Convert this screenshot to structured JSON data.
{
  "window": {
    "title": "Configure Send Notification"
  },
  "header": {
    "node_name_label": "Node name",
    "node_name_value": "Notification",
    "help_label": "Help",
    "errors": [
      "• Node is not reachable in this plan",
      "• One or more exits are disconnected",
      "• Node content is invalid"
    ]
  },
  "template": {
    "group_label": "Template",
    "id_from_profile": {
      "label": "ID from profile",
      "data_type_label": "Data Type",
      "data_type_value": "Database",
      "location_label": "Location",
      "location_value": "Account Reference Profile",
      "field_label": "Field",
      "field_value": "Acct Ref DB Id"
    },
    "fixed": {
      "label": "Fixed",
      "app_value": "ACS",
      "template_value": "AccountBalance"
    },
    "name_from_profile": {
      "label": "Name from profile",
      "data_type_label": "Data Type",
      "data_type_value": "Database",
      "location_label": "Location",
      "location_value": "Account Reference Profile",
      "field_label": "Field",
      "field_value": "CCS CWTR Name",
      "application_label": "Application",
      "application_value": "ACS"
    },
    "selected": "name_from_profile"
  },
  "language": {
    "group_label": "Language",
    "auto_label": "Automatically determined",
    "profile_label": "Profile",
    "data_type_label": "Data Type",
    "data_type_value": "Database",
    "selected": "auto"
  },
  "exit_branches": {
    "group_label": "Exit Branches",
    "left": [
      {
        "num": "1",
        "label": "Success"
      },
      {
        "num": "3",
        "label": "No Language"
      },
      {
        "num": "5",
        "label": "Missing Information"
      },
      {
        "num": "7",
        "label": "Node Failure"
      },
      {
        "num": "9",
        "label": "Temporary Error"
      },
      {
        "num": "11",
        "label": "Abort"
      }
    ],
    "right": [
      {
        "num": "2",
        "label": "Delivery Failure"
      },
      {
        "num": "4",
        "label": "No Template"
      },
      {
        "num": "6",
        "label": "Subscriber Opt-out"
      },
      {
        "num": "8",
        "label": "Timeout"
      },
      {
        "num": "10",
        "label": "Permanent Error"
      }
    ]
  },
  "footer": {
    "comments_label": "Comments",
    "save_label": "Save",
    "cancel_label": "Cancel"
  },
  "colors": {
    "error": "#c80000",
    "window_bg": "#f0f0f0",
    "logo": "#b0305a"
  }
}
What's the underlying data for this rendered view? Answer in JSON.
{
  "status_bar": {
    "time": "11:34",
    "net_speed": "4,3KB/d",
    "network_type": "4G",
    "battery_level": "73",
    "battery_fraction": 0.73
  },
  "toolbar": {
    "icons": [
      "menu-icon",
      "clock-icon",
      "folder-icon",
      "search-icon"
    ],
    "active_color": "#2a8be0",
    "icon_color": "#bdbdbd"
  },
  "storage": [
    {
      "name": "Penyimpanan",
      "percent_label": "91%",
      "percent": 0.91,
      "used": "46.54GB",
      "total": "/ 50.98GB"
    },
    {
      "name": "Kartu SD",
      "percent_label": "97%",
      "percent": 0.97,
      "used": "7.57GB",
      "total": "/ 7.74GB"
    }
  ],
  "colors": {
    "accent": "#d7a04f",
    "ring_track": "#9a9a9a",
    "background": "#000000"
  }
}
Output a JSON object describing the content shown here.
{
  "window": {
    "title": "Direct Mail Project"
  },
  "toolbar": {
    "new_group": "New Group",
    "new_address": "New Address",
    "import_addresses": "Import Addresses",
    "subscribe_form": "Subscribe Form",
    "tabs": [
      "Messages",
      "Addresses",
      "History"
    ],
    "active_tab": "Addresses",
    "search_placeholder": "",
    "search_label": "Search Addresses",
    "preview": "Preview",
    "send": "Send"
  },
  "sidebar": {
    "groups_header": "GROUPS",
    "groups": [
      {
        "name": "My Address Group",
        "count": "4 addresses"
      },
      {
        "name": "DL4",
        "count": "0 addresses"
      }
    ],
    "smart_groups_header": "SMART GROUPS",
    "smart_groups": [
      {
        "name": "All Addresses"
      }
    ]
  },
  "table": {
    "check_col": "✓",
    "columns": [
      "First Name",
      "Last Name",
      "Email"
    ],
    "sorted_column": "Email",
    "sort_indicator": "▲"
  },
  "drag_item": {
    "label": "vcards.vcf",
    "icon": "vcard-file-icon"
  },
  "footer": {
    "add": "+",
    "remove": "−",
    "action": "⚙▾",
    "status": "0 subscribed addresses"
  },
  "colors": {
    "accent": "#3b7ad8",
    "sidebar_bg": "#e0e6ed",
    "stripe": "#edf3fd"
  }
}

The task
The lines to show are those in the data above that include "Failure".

Result
        "label": "Node Failure"
        "label": "Delivery Failure"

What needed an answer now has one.